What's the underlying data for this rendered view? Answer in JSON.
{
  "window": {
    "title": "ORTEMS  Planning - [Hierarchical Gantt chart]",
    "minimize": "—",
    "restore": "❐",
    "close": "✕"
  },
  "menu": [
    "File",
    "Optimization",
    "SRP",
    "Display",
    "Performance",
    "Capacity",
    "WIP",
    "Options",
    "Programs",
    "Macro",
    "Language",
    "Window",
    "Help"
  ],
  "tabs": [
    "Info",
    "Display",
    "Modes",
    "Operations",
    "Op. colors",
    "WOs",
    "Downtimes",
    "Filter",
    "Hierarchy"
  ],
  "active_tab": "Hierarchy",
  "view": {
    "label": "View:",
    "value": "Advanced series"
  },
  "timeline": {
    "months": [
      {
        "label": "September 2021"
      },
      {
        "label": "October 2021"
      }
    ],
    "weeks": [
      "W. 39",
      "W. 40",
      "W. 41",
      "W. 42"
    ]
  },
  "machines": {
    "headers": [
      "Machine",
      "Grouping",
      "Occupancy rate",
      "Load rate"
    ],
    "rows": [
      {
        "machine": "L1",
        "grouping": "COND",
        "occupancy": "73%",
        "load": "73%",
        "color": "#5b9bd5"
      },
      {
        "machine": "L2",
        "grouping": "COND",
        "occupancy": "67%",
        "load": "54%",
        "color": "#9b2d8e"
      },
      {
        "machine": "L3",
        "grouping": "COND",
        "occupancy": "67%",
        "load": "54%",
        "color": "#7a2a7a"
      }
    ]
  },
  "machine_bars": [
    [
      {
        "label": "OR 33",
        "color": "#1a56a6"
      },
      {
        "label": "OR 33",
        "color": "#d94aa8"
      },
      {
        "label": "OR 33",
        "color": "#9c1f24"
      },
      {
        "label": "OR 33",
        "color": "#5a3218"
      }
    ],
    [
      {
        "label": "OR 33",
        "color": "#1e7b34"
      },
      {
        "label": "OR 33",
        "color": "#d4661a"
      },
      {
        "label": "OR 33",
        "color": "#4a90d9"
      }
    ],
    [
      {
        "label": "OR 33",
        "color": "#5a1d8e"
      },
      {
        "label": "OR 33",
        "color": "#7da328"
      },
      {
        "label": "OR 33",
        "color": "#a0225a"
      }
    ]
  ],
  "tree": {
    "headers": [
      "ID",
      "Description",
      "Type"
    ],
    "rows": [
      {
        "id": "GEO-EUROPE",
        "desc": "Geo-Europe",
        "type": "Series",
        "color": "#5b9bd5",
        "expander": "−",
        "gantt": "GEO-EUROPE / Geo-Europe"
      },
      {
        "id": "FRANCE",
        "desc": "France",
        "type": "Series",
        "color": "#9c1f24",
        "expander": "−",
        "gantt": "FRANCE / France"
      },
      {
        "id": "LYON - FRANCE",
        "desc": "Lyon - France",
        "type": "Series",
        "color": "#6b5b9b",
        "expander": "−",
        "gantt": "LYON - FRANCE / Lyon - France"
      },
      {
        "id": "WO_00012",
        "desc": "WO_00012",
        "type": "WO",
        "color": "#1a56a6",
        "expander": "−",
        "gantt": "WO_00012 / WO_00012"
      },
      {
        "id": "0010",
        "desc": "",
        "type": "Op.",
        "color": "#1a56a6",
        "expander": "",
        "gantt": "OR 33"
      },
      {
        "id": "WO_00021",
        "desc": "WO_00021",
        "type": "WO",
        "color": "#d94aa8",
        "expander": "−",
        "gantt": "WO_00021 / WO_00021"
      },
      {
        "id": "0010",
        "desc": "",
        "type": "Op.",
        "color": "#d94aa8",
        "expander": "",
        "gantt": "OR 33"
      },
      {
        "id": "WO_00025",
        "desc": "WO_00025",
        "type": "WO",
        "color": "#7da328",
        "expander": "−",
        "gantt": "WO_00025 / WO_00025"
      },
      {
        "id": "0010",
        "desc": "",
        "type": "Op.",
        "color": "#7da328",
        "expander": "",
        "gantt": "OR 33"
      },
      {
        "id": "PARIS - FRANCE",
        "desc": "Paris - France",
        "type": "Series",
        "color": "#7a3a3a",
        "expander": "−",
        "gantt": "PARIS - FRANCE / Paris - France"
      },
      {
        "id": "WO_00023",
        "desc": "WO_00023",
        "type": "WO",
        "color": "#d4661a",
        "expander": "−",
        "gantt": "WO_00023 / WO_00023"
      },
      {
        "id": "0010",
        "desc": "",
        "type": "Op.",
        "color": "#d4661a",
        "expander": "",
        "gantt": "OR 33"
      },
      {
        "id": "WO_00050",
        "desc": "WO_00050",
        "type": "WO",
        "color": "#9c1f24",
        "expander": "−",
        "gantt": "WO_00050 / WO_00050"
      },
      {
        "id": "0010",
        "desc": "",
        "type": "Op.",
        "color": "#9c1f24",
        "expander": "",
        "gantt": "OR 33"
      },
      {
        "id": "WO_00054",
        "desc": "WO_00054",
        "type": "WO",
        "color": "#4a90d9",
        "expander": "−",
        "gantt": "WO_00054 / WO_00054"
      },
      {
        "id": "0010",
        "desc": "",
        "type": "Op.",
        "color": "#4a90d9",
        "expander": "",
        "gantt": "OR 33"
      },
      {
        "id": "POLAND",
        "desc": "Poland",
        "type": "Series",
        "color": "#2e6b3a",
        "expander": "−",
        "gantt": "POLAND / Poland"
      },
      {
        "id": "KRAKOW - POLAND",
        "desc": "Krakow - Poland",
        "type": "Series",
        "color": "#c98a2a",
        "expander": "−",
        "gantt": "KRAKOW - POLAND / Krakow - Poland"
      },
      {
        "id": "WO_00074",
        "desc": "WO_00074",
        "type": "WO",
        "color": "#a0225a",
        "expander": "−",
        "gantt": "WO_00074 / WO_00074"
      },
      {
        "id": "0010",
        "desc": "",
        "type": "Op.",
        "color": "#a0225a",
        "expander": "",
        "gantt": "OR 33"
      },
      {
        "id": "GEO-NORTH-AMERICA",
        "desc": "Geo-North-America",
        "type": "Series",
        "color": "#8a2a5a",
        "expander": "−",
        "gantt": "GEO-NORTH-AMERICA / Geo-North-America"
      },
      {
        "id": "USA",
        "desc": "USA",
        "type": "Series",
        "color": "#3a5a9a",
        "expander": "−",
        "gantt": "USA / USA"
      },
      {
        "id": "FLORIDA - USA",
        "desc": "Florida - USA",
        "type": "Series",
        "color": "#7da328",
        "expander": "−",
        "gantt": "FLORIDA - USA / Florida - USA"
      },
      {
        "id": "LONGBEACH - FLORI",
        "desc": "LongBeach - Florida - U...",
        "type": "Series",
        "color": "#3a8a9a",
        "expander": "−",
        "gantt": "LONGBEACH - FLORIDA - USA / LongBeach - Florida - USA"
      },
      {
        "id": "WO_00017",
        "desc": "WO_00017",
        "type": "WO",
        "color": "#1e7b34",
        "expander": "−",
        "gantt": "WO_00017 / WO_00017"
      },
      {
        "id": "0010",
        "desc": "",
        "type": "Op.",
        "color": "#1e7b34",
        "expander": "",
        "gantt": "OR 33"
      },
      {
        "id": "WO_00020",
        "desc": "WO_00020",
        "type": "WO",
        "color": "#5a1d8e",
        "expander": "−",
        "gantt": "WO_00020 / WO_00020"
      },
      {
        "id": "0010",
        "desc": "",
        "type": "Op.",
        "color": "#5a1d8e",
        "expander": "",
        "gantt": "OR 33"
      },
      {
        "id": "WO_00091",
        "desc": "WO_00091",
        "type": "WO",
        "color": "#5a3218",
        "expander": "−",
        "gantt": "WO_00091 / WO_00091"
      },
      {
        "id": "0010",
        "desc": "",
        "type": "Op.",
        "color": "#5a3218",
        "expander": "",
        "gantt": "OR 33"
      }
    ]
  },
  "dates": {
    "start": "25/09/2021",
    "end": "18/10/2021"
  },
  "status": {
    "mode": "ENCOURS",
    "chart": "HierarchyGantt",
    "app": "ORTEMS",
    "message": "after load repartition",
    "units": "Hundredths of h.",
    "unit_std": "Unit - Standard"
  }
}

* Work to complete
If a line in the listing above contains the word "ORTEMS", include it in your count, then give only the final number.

* Response to the exercise
2